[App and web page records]
BEGIN

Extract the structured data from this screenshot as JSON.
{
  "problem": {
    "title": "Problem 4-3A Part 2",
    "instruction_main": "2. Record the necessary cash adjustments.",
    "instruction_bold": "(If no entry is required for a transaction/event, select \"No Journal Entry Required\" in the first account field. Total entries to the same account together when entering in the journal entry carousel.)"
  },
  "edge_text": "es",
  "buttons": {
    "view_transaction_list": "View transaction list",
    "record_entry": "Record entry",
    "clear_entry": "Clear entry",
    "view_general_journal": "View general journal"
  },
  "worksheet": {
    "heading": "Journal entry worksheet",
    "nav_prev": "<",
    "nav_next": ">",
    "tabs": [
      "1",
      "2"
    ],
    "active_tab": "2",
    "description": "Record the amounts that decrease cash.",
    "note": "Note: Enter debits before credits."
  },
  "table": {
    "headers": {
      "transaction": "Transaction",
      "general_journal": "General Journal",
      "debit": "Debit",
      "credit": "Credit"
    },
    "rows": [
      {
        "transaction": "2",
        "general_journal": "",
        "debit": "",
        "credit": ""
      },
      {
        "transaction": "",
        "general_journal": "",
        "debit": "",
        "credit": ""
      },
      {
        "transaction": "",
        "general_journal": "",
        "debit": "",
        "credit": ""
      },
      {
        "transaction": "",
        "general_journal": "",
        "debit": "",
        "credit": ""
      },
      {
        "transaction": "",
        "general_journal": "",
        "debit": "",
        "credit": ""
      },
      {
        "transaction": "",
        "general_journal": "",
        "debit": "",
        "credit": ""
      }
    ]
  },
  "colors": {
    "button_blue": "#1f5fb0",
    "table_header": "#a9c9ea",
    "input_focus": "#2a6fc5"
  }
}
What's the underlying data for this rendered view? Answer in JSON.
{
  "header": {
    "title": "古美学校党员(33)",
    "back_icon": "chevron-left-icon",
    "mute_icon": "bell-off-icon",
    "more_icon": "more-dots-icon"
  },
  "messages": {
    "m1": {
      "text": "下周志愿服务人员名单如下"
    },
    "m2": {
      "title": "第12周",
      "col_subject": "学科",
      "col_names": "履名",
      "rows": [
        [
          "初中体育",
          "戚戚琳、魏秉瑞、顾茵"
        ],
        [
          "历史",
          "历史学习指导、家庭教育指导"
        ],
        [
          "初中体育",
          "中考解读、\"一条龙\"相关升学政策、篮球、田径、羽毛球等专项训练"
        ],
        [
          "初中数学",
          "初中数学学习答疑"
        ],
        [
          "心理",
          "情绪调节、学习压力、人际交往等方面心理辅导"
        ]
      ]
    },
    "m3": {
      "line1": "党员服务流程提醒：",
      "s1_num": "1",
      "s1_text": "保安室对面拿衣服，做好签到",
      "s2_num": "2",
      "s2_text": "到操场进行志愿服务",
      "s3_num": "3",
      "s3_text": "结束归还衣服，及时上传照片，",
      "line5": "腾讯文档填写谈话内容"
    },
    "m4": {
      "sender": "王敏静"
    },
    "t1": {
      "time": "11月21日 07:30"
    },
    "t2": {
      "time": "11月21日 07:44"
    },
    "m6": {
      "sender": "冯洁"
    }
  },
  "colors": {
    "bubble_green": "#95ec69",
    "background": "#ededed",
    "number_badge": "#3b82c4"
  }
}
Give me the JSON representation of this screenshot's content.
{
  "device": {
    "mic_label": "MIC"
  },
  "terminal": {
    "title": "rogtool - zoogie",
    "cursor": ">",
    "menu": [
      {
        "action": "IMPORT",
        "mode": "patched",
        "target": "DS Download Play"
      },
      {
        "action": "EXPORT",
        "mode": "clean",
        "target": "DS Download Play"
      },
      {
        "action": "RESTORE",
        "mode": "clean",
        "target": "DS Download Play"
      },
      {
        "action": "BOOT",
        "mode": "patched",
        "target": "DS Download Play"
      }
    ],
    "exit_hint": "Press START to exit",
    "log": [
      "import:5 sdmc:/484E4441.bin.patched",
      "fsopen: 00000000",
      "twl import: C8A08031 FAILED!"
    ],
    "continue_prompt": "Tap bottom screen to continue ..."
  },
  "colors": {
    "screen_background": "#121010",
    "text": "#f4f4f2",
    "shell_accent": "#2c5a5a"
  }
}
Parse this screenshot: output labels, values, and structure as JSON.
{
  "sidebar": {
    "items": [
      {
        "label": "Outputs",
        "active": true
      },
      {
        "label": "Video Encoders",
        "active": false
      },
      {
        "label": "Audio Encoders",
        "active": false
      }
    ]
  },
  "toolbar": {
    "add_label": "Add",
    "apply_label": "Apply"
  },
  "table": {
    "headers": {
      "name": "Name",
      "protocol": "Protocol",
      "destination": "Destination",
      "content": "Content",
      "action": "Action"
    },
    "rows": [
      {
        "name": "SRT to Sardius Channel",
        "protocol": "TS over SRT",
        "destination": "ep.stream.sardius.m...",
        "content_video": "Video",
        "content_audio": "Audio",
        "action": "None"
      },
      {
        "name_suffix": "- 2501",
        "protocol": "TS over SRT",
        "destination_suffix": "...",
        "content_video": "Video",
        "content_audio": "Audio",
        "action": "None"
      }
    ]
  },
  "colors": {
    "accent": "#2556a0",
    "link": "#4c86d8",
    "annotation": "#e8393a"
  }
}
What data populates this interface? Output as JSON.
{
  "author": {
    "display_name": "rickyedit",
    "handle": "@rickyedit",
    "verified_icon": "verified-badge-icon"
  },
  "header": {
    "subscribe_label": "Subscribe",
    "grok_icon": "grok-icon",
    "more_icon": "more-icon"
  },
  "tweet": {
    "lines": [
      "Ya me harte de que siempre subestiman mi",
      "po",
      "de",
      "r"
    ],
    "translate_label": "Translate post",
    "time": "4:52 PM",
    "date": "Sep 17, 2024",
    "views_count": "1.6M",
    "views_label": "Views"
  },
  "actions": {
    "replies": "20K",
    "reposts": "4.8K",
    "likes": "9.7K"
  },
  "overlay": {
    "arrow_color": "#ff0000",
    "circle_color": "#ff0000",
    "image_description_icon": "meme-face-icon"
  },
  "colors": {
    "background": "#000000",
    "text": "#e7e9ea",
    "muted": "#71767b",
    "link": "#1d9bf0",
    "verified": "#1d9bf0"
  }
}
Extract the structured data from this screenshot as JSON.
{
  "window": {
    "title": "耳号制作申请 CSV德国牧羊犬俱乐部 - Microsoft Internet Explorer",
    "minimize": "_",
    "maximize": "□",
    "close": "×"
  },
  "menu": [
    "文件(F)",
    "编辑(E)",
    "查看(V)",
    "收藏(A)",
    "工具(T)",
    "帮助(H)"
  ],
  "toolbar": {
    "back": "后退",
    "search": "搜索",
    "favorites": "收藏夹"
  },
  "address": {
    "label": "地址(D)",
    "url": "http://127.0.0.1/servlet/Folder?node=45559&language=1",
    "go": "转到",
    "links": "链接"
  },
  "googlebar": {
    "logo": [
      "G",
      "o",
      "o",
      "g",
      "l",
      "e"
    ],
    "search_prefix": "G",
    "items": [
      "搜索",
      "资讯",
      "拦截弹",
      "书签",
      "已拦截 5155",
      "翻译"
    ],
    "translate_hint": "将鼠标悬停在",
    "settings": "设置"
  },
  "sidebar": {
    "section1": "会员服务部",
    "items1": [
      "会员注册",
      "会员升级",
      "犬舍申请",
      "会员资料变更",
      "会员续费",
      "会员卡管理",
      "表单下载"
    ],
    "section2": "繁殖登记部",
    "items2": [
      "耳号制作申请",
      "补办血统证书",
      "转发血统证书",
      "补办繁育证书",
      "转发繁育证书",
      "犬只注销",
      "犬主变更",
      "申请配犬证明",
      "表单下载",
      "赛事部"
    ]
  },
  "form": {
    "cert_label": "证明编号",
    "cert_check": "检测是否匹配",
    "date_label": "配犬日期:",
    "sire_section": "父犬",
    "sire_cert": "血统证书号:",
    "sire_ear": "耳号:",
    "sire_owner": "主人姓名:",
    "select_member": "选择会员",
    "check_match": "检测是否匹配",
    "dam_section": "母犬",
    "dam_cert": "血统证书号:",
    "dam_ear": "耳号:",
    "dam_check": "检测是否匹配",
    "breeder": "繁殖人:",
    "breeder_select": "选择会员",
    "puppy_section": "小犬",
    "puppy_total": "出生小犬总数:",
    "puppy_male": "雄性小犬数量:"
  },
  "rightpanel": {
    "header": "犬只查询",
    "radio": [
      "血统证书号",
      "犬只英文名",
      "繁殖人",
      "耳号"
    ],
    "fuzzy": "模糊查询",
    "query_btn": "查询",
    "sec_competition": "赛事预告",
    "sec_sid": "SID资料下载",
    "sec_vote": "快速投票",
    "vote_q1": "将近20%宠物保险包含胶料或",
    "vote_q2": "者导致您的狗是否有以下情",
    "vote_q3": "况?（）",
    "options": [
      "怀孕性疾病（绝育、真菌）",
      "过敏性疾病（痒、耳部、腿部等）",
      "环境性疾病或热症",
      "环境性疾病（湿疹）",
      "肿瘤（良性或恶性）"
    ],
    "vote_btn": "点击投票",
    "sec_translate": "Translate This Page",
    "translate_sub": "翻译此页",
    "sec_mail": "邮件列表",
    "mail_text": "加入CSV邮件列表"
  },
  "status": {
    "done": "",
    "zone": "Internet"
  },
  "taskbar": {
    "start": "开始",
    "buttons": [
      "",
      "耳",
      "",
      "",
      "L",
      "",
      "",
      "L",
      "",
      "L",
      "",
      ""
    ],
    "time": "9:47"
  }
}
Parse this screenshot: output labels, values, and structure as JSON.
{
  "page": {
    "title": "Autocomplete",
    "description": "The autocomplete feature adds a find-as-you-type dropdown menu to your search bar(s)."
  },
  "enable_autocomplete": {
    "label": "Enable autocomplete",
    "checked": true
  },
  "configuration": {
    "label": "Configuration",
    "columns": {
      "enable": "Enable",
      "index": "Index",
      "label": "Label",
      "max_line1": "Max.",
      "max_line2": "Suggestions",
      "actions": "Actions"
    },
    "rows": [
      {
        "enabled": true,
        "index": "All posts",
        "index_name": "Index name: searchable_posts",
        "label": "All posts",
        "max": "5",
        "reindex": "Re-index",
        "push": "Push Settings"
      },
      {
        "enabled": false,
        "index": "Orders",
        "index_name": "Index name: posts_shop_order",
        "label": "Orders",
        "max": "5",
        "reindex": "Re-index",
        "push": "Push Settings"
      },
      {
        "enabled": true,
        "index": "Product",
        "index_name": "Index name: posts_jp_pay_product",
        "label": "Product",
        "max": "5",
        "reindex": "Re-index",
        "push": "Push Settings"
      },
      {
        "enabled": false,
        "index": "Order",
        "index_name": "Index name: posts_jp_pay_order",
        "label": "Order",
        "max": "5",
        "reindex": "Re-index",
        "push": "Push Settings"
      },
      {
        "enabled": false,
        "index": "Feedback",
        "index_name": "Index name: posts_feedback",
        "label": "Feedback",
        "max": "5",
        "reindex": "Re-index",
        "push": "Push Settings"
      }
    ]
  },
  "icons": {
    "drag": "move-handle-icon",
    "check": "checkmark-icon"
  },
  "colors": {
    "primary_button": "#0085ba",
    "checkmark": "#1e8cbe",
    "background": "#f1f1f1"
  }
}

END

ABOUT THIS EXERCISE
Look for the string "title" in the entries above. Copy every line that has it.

EXERCISE ANSWER
    "title": "Problem 4-3A Part 2",
    "title": "古美学校党员(33)",
      "title": "第12周",
    "title": "rogtool - zoogie",
    "title": "耳号制作申请 CSV德国牧羊犬俱乐部 - Microsoft Internet Explorer",
    "title": "Autocomplete",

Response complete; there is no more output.